Attitude isn’t about logic, it is all emotion. Therefore, it is OK to be disappointed and frustrated, and showing that to your team in small doses can be quite powerful. But they also need to see your positive passion and belief on display as often as possible.
If you want to lead more effectively, find ways to connect with and get to know more about more of your team members. Remember that your goal isn’t to make friends, but rather to be friendly and genuinely interested in others. While there isn’t a formula, leading from your heart certainly includes building stronger and more lasting working relationships with others.
Trust is both a noun and a verb. If you want to build others’ trust in you (the noun), trust them more (the verb). In other words, to get more of the noun, do more of the verb.
Implementing the Love Quotient
Here are a few excellent ways I found online which you can start implementing with your team today. Check out the full list here.
Look for opportunities to help and support
Make it a habit to look for opportunities to help the people around you. Maybe it’s an official part of your job, leveraging your knowledge and skills in a way that has a positive impact on someone else’s job. Maybe it’s an unofficial role, like mentoring new hires. Or it could even be sharing knowledge and ideas with a co-worker around something in their life that has nothing to do with work.
How you communicate is one of the biggest ways to bring your heart to work. Does it open the door to connection and understanding, or does it feed conflict and divisiveness? How well does it acknowledge the shared humanity of the other person? Or does it instead make them an “other” to be dealt with? Would you say that it encourages people to open up and fly, or shut down and protect themselves? What about enabling a healthy resolution of challenges? Or does it pour fuel on them?
Express gratitude. Make it a point to sincerely thank people whenever the opportunity arises. This is a two-way street. The recipient gets the good feeling of being appreciated, and you get to bask in gratitude – a heart-based activity if ever there was one.

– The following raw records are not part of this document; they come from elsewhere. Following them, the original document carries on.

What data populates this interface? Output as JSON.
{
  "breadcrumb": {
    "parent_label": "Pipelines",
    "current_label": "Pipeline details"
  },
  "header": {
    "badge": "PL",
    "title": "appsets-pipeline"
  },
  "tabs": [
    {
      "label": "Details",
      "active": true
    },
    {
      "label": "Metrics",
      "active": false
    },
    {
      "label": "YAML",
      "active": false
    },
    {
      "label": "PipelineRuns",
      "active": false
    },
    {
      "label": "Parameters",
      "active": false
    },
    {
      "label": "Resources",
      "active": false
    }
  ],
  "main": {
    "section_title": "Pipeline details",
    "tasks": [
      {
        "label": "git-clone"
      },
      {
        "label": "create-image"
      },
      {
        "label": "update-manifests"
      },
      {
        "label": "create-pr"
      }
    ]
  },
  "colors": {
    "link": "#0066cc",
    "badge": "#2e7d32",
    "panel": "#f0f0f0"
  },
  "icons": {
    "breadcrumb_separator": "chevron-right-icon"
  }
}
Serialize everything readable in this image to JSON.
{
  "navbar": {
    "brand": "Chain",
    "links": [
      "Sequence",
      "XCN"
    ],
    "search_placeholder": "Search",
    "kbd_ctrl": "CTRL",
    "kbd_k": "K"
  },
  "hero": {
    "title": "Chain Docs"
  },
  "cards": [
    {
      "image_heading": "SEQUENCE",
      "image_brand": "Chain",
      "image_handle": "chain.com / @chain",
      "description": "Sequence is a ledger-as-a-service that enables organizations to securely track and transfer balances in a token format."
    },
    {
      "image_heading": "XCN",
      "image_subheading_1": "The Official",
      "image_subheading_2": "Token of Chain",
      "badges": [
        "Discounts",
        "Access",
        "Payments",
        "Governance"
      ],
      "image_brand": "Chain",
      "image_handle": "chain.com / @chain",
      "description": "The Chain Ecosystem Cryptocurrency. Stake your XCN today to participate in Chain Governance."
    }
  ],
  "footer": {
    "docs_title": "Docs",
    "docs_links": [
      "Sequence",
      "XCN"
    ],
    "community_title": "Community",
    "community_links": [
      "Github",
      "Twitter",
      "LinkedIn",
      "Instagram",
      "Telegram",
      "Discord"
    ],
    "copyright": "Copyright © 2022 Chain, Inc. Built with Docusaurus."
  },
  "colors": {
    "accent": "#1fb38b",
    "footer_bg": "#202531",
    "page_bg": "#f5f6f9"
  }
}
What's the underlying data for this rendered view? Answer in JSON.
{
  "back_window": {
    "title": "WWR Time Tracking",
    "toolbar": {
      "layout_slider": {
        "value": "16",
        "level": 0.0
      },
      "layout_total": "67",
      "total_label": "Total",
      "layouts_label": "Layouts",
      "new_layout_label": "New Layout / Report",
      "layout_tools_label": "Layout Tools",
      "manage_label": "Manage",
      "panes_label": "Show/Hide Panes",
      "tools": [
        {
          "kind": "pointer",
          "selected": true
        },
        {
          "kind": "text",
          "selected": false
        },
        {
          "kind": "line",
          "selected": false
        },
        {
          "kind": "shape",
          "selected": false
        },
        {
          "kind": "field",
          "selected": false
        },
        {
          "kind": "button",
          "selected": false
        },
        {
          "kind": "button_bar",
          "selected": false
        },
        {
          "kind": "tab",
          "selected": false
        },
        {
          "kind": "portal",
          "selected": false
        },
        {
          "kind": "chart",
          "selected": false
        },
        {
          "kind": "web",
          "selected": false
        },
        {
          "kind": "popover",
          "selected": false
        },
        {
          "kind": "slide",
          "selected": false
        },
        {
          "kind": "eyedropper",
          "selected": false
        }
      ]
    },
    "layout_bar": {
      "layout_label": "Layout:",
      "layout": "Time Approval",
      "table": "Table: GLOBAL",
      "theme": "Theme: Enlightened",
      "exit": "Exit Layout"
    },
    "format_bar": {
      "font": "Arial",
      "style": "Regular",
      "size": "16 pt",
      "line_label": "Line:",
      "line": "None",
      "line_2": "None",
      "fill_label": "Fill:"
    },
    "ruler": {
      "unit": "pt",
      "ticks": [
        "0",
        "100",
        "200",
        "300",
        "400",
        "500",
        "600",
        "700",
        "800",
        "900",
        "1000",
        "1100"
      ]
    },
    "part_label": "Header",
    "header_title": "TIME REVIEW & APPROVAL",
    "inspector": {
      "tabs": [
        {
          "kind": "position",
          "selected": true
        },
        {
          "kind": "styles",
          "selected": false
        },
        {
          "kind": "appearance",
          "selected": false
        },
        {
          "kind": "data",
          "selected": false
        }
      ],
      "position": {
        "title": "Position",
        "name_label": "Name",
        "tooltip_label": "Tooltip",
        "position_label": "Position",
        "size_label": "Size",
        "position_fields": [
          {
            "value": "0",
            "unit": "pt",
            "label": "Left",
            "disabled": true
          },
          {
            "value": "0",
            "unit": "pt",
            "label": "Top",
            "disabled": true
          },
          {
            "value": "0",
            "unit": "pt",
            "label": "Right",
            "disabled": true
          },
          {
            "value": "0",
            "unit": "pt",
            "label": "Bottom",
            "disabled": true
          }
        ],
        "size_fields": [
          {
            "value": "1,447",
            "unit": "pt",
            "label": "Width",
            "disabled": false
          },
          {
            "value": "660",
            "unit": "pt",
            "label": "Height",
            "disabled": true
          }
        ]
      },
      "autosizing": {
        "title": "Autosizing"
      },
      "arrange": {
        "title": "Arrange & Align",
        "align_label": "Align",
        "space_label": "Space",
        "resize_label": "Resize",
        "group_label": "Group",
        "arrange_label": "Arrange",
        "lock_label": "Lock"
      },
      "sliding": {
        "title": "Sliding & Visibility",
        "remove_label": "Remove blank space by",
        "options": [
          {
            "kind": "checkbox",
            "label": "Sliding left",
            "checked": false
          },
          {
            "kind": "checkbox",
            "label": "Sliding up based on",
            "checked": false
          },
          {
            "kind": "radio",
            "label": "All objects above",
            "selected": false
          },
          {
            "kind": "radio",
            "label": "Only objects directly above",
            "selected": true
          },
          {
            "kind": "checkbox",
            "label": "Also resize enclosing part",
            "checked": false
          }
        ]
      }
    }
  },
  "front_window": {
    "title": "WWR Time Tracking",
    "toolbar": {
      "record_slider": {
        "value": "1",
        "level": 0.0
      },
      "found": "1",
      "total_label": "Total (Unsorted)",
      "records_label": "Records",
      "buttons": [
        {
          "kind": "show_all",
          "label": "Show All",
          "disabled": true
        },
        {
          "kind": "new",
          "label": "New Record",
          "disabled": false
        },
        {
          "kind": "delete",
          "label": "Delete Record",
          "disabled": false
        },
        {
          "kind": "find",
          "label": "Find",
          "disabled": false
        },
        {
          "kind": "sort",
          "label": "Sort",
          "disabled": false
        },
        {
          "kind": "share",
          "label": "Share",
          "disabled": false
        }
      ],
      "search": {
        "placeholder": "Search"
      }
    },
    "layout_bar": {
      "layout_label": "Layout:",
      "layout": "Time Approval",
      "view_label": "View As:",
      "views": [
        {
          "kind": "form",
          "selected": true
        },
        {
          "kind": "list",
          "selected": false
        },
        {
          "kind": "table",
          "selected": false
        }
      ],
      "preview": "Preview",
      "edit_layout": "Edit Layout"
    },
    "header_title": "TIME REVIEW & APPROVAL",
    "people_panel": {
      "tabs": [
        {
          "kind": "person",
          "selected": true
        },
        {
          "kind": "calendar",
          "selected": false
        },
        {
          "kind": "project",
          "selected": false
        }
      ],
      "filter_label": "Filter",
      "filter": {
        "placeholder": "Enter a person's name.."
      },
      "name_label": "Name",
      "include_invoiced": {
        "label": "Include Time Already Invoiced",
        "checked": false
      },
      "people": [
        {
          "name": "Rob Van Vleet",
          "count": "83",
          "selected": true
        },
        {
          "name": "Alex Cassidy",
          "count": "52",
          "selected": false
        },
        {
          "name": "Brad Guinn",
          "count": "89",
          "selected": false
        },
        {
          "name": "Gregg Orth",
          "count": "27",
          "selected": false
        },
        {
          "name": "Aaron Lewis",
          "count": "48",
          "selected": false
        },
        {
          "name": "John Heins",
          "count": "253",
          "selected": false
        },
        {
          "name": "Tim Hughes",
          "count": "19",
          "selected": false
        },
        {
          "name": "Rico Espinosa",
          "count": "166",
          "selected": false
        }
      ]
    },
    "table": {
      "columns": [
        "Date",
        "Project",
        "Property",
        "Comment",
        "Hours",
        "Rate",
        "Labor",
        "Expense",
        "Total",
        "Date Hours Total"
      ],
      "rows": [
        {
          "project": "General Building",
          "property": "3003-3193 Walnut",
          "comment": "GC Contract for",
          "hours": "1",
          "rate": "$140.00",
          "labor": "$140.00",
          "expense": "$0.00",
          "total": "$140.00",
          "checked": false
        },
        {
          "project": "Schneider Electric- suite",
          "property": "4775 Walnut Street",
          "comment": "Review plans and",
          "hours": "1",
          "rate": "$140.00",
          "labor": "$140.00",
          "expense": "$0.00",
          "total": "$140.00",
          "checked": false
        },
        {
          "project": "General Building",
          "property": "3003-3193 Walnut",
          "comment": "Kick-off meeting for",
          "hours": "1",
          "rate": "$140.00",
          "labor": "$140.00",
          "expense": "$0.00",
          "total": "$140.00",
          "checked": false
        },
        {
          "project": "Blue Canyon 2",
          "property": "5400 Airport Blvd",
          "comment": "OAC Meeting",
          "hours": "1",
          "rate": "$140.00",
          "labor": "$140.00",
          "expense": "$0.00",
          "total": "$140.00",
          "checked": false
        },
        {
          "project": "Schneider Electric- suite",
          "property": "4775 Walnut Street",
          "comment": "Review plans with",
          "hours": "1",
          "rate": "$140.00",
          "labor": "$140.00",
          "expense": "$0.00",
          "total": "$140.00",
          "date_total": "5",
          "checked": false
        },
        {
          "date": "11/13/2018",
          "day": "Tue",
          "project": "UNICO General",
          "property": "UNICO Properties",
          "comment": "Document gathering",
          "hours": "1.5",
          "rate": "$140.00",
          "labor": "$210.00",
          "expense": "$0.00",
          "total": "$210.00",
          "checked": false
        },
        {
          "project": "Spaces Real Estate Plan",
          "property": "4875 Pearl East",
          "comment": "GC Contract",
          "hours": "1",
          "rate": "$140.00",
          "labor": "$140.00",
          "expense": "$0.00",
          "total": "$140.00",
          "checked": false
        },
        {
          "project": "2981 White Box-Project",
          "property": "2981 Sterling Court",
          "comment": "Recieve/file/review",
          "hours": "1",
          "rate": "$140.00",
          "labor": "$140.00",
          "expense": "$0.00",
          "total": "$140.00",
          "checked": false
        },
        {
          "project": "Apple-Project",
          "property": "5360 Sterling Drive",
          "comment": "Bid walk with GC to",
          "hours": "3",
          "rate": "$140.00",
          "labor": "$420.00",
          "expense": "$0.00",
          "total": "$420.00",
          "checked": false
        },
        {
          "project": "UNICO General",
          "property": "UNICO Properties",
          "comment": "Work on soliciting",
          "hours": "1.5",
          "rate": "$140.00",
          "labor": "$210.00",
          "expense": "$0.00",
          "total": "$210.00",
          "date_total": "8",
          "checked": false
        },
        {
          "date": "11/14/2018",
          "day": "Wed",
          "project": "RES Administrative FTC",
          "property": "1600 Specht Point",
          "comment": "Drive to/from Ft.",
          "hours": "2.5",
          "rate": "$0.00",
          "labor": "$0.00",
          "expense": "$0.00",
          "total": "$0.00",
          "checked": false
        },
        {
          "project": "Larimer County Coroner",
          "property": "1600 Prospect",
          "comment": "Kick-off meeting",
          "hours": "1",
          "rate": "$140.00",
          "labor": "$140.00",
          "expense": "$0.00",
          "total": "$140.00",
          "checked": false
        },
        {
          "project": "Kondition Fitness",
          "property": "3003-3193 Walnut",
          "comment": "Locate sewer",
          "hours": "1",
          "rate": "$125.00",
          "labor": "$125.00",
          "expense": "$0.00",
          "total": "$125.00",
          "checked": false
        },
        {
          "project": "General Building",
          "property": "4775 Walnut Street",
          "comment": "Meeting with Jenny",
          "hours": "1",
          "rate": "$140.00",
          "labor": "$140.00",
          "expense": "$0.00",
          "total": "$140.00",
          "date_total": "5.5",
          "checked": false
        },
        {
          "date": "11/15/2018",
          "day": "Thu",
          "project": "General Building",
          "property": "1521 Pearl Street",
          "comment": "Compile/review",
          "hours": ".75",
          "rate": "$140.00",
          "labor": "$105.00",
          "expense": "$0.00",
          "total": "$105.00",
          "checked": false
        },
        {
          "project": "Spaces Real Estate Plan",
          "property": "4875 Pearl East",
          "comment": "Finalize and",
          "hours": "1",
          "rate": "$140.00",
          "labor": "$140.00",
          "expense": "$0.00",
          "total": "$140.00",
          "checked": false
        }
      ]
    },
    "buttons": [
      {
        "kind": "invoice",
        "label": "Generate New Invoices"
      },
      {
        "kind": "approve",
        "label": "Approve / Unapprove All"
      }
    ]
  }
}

Likewise, sincerely acknowledging others’ efforts and achievements can be a way to work from the heart. It’s a validating and encouraging practice that requires little investment on your part, but has the potential to make a significant impact for the receiving party. And in the go-go, results-driven environment of today’s workplace, that kind of reinforcement is often all too infrequent.
We live in an impatient culture. For that reason, showing patience is a gift of love. Not only does it create more space for your interactions to unfold positively, it also reduces the negative impact of impatience-driven conflict.
You don’t work with co-workers. You work with people. So 0pening yourself to connection with the people you work with takes you out of cogs-in-a-machine mode and creates the possibility of more meaningful experiences.
Love what you do, where you do it and ultimately love the opportunity to make a difference in another person’s life whenever possible. The process begins within yourself because you can’t fake this. So take the time necessary to find the love within and then go out and give that back to your team.
The floor is yours: Should more leaders practice vulnerability?
Joshua Miller is a creative leader and impactful executive coach.
His career spans both the advertising world and the world of leadership. In advertising, he was the creative lead, responsible for the campaign strategy for Fortune 100 brands. Today, he is an innovator. He’s supporting the executive development and change management for many of the same companies.
Joshua studied at Syracuse University, NYU and Stanford. He combines that background with his deep knowledge of organizational behavior, performance and change management. He focuses on the analysis, design, development, delivery, and evaluation of scalable and global talent development solutions programs.
Joshua is a Master Certified Coach. He trained with the International Coaching Federation and CTI (The Coaches Training Institute).